A recent study of risk factors for breast cancer indicated elevated risks of 5.3 and 1.9 times, respectively, for women with biopsy specimens showing atypical hyperplasia (AH) and proliferative disease without atypia. These risks increase to 11 and 3.2 times, respectively, in women who also have a family history of breast cancer. This study reviews lesions detected mammographically in a series of patients with documented risk factors. The pathologic specimens of 100 consecutive localization breast biopsies performed for nonpalpable abnormalities detected mammographically were reviewed and classified according to the criteria of Dupont and Page in order to determine the incidence of AH and proliferative breast disease. The mammographic characteristics and historical risk factors of these women also were correlated. Twenty percent of the biopsy specimens showed carcinomas, 55% of which were noninvasive. AH was found in an additional 10% of the biopsy specimens, whereas proliferative disease without atypia occurred in 21% of the biopsy specimens. Forty-nine percent of the biopsy specimens showed nonproliferative changes. This study demonstrated that mammography, in addition to its ability to detect small nonpalpable cancers, identifies a high percentage (31% in this series) of women with pathologic lesions known to have an elevated risk for subsequent breast cancer. The current impetus for large-scale mammographic screening of asymptomatic women mandates the development of rational therapeutic protocols to accommodate the widening spectrum of high-risk pathologic lesions found in these selected populations.

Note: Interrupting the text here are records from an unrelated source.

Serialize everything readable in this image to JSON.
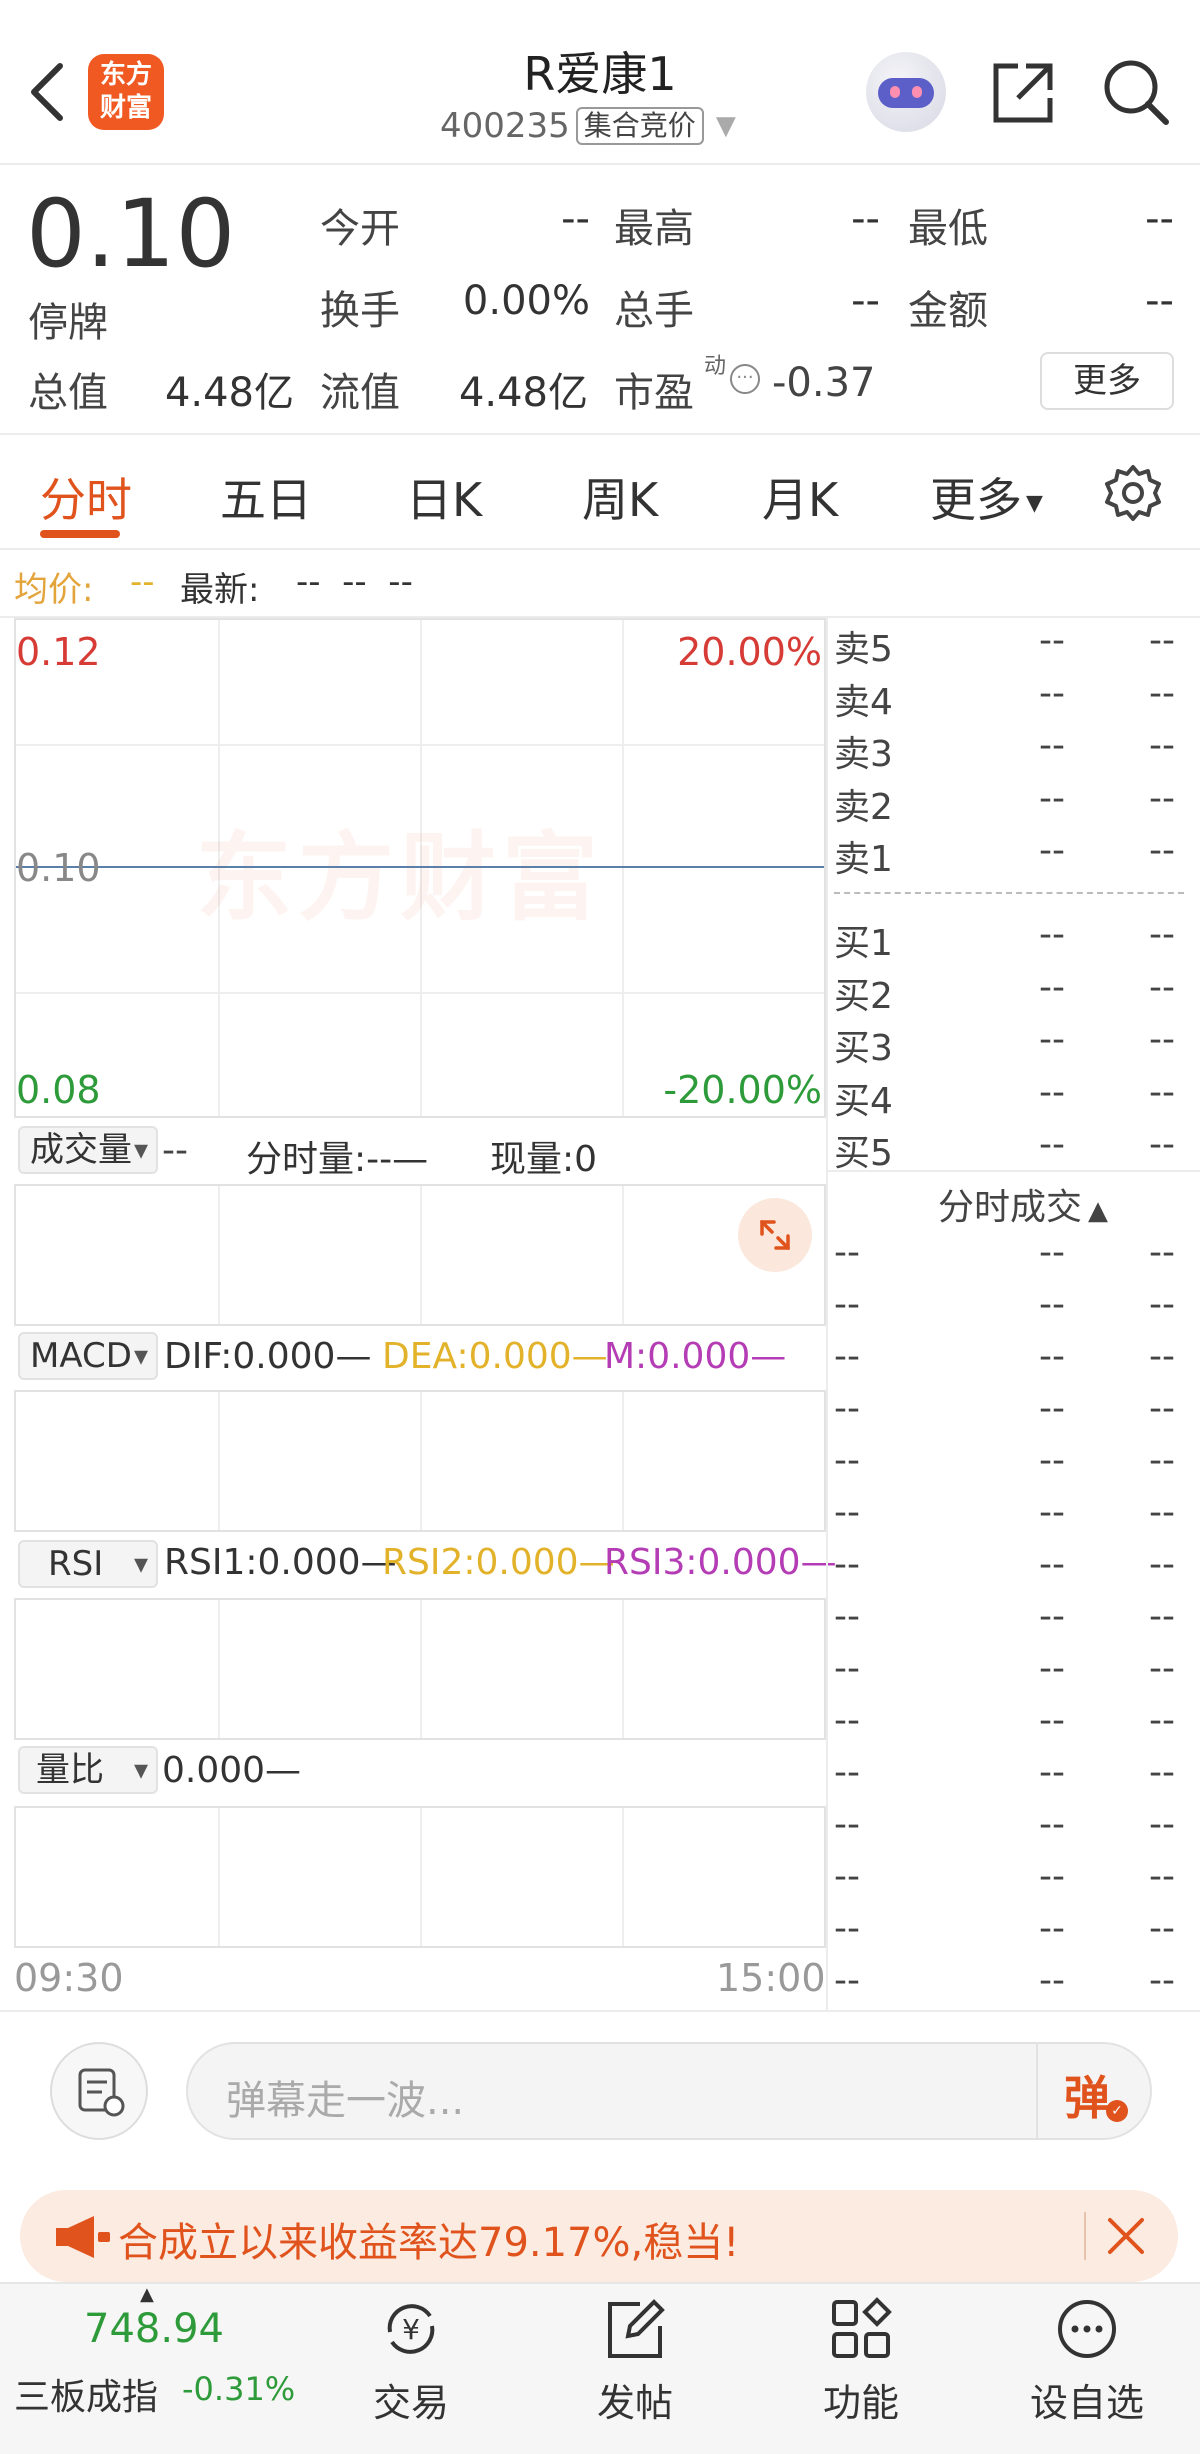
{
  "header": {
    "logo_text": "东方财富",
    "stock_name": "R爱康1",
    "code": "400235",
    "tag": "集合竞价"
  },
  "quote": {
    "price": "0.10",
    "status": "停牌",
    "open_label": "今开",
    "open": "--",
    "high_label": "最高",
    "high": "--",
    "low_label": "最低",
    "low": "--",
    "turnover_label": "换手",
    "turnover": "0.00%",
    "volume_label": "总手",
    "volume": "--",
    "amount_label": "金额",
    "amount": "--",
    "mcap_label": "总值",
    "mcap": "4.48亿",
    "float_label": "流值",
    "float": "4.48亿",
    "pe_label": "市盈",
    "pe_sup": "动",
    "pe": "-0.37",
    "more": "更多"
  },
  "tabs": [
    "分时",
    "五日",
    "日K",
    "周K",
    "月K",
    "更多"
  ],
  "infobar": {
    "avg_label": "均价:",
    "avg": "--",
    "latest_label": "最新:",
    "latest": "--  --  --"
  },
  "chart": {
    "watermark": "东方财富",
    "y_top": "0.12",
    "y_mid": "0.10",
    "y_bot": "0.08",
    "pct_top": "20.00%",
    "pct_bot": "-20.00%",
    "time_start": "09:30",
    "time_end": "15:00",
    "colors": {
      "up": "#d63b36",
      "down": "#2e9b3a",
      "line": "#5a7fa8",
      "avg": "#e3b22b"
    }
  },
  "volume": {
    "selector": "成交量",
    "value": "--",
    "min_vol": "分时量:--—",
    "now_vol": "现量:0"
  },
  "macd": {
    "selector": "MACD",
    "dif": "DIF:0.000—",
    "dea": "DEA:0.000—",
    "m": "M:0.000—"
  },
  "rsi": {
    "selector": "RSI",
    "r1": "RSI1:0.000—",
    "r2": "RSI2:0.000—",
    "r3": "RSI3:0.000—"
  },
  "lb": {
    "selector": "量比",
    "value": "0.000—"
  },
  "orderbook": {
    "asks": [
      {
        "label": "卖5",
        "p": "--",
        "v": "--"
      },
      {
        "label": "卖4",
        "p": "--",
        "v": "--"
      },
      {
        "label": "卖3",
        "p": "--",
        "v": "--"
      },
      {
        "label": "卖2",
        "p": "--",
        "v": "--"
      },
      {
        "label": "卖1",
        "p": "--",
        "v": "--"
      }
    ],
    "bids": [
      {
        "label": "买1",
        "p": "--",
        "v": "--"
      },
      {
        "label": "买2",
        "p": "--",
        "v": "--"
      },
      {
        "label": "买3",
        "p": "--",
        "v": "--"
      },
      {
        "label": "买4",
        "p": "--",
        "v": "--"
      },
      {
        "label": "买5",
        "p": "--",
        "v": "--"
      }
    ],
    "trades_title": "分时成交",
    "trade_cell": "--"
  },
  "danmaku": {
    "placeholder": "弹幕走一波...",
    "send": "弹"
  },
  "promo": {
    "text": "合成立以来收益率达79.17%,稳当!"
  },
  "bottom": {
    "index_value": "748.94",
    "index_name": "三板成指",
    "index_change": "-0.31%",
    "items": [
      "交易",
      "发帖",
      "功能",
      "设自选"
    ]
  }
}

|Original language||English (US)|
|Number of pages||6|
|State||Published - 1988|
ASJC Scopus subject areas
- Cancer Research